● Required work: From the data that follows, copy every line holding the string "重要なご案内".

Data about app and page elements
----------------------------------------
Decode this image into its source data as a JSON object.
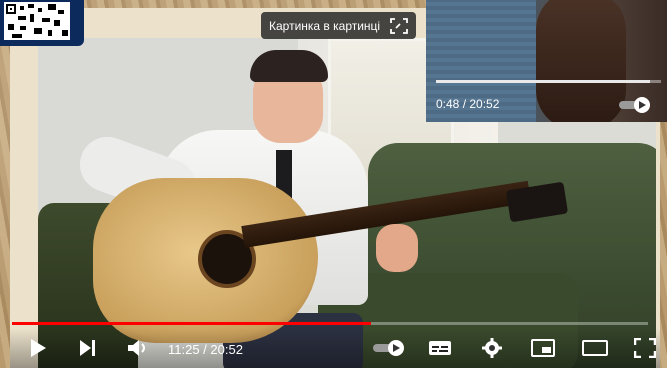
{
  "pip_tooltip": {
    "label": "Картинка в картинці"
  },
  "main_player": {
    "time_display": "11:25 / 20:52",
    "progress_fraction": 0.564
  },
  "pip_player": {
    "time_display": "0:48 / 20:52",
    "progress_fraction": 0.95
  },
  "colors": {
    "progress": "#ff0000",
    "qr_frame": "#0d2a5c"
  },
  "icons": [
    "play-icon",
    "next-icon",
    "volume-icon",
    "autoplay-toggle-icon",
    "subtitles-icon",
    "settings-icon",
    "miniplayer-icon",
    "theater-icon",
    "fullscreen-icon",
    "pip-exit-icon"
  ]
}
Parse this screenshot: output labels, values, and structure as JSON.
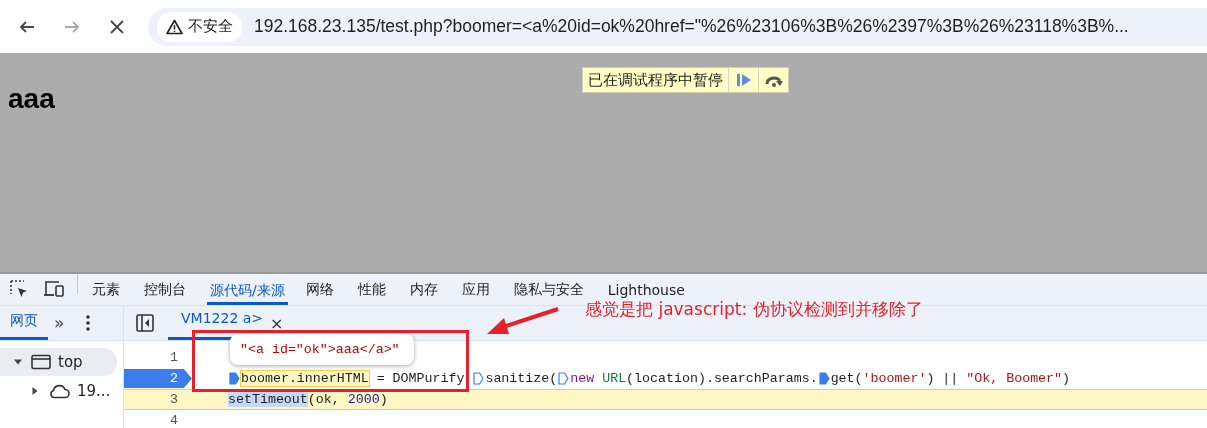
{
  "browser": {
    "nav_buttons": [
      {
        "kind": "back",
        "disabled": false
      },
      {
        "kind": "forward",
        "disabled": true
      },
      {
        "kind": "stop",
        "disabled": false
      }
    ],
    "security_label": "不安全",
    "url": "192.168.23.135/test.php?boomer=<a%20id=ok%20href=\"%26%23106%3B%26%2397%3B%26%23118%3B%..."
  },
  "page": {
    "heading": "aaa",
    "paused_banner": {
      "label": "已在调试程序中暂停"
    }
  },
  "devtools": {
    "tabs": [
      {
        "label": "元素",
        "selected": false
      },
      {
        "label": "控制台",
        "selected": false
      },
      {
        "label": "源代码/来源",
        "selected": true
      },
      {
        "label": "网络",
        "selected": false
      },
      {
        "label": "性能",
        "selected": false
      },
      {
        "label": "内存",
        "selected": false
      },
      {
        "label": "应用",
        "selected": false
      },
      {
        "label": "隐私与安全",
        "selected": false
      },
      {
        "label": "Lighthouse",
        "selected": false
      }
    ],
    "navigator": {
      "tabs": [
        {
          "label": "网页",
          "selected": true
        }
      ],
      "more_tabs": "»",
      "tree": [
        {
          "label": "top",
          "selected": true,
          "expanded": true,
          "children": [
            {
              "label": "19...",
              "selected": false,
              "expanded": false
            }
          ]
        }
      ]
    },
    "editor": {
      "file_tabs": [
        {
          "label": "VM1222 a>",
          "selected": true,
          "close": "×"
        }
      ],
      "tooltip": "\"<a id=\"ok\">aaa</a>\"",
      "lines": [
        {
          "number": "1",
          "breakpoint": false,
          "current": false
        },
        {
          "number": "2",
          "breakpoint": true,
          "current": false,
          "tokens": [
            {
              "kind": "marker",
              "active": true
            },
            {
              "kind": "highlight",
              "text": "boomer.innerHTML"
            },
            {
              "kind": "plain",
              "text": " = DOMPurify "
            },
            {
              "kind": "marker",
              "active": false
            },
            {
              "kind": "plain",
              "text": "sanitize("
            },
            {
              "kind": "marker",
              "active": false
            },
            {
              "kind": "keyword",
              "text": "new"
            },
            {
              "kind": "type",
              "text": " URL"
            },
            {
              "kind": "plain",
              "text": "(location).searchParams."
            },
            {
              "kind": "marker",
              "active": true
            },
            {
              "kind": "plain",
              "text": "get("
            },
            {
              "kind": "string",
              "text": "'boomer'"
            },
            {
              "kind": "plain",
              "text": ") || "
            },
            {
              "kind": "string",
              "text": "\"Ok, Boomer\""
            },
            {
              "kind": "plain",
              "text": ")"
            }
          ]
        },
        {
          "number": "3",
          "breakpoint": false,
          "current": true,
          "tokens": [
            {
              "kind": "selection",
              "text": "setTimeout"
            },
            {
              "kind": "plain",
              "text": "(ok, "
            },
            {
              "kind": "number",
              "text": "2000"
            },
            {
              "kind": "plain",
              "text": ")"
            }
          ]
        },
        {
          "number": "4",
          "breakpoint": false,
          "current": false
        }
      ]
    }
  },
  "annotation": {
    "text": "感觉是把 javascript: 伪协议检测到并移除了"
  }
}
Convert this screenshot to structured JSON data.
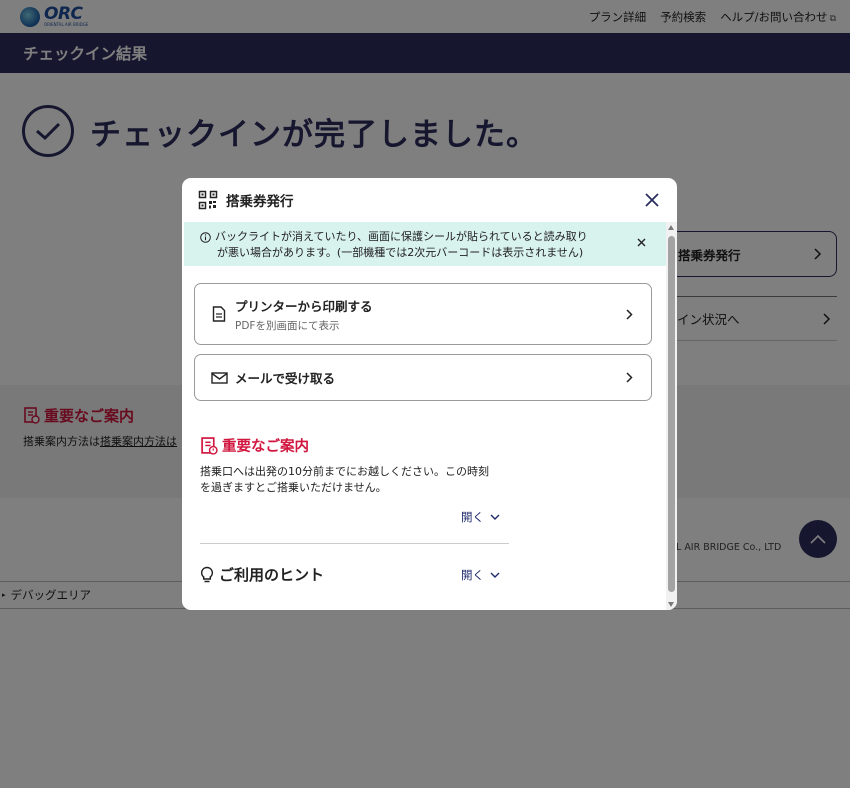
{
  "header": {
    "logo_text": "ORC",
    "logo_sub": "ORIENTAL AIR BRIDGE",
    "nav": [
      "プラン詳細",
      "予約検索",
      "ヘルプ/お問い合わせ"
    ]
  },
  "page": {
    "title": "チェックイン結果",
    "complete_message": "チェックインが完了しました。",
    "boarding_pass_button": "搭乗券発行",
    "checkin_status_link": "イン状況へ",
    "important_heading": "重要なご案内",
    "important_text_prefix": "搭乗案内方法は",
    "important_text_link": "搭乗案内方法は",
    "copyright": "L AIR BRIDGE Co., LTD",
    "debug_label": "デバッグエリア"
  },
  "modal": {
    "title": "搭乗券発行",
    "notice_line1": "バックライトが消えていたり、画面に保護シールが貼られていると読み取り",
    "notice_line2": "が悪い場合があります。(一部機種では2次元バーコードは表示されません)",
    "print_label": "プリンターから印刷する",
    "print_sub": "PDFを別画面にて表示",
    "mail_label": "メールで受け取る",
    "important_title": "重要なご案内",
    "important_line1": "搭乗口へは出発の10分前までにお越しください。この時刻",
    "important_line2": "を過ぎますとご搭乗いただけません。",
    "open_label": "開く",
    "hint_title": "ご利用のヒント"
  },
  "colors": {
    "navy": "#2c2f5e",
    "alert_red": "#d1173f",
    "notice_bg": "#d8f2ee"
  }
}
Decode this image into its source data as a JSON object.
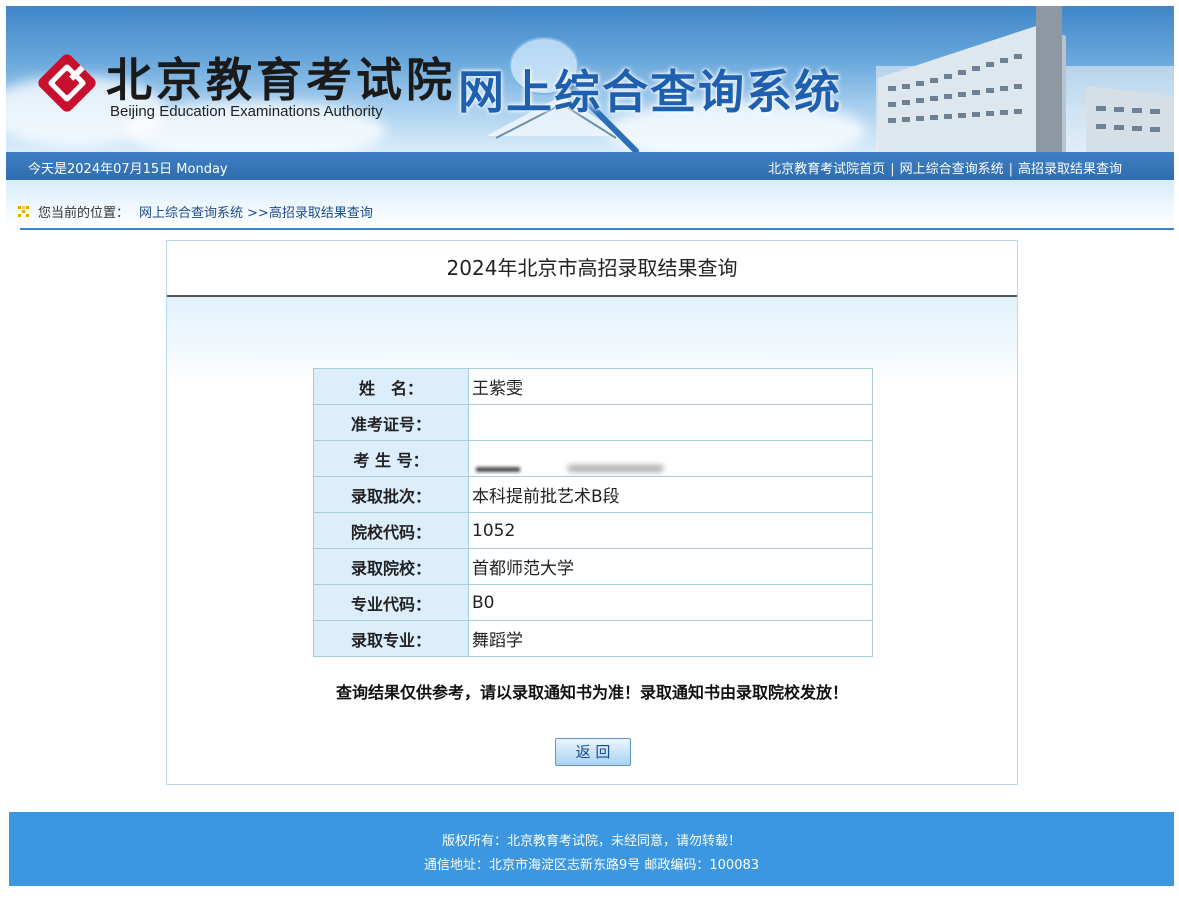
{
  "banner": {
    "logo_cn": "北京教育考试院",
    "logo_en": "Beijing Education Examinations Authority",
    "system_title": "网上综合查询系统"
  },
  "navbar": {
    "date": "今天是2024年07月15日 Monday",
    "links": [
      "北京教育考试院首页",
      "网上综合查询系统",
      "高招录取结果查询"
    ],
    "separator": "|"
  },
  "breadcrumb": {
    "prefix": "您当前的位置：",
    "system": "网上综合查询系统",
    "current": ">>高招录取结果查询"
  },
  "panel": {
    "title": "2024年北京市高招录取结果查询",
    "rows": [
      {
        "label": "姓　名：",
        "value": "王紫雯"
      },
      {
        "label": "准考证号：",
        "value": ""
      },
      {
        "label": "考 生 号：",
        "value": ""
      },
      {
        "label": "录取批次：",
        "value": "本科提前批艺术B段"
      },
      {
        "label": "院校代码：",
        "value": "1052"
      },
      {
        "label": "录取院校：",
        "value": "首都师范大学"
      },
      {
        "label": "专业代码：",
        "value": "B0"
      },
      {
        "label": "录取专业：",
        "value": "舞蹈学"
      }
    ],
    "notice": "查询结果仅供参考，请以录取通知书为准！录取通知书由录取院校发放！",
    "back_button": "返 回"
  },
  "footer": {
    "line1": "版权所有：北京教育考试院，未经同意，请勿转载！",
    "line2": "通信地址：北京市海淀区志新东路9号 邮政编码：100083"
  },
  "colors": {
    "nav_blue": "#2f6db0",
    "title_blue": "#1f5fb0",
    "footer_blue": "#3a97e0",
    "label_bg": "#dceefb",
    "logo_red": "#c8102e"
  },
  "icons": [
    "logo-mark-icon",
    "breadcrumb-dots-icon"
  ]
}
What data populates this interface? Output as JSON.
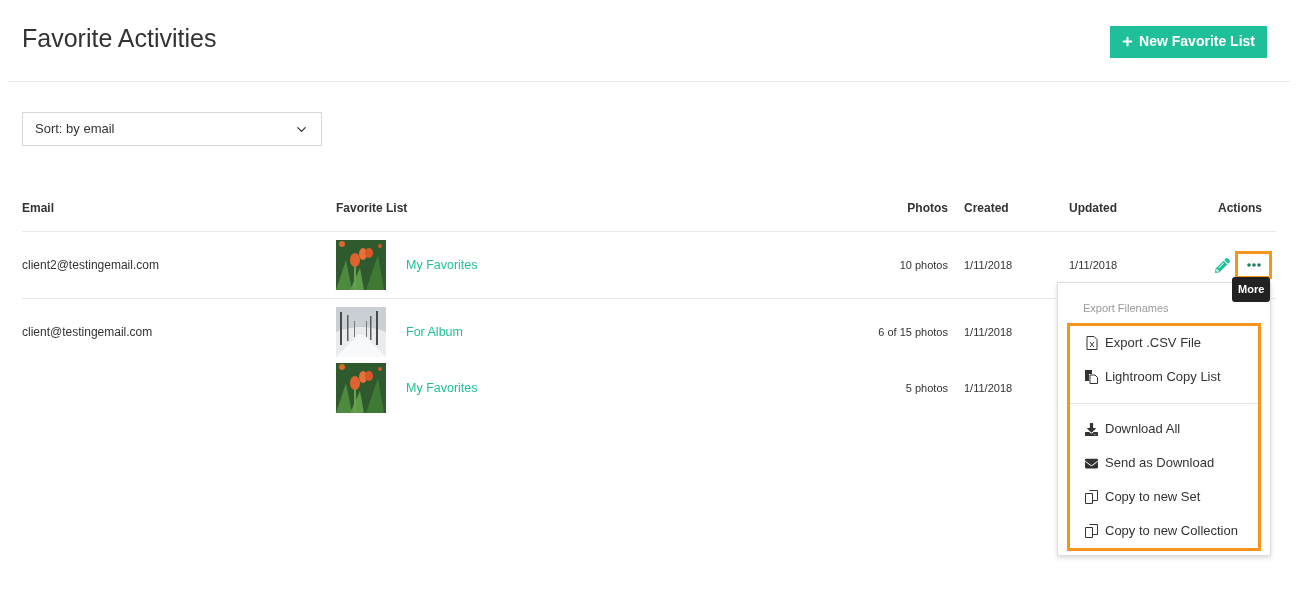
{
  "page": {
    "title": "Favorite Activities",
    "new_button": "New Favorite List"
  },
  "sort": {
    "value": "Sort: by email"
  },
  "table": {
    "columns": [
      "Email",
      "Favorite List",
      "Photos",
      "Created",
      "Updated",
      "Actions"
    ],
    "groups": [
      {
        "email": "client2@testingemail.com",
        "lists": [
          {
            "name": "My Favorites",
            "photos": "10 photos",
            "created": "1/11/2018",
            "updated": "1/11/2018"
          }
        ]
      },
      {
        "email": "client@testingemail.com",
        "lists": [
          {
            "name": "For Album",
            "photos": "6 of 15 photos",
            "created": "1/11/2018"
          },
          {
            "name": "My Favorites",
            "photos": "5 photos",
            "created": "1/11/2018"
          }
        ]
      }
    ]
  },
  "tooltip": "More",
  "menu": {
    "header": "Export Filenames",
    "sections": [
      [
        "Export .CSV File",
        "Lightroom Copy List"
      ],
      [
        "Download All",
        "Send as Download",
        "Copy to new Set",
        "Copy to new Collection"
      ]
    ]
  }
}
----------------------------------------
● Result of the exercise:
    "important_heading": "重要なご案内",
    "important_title": "重要なご案内",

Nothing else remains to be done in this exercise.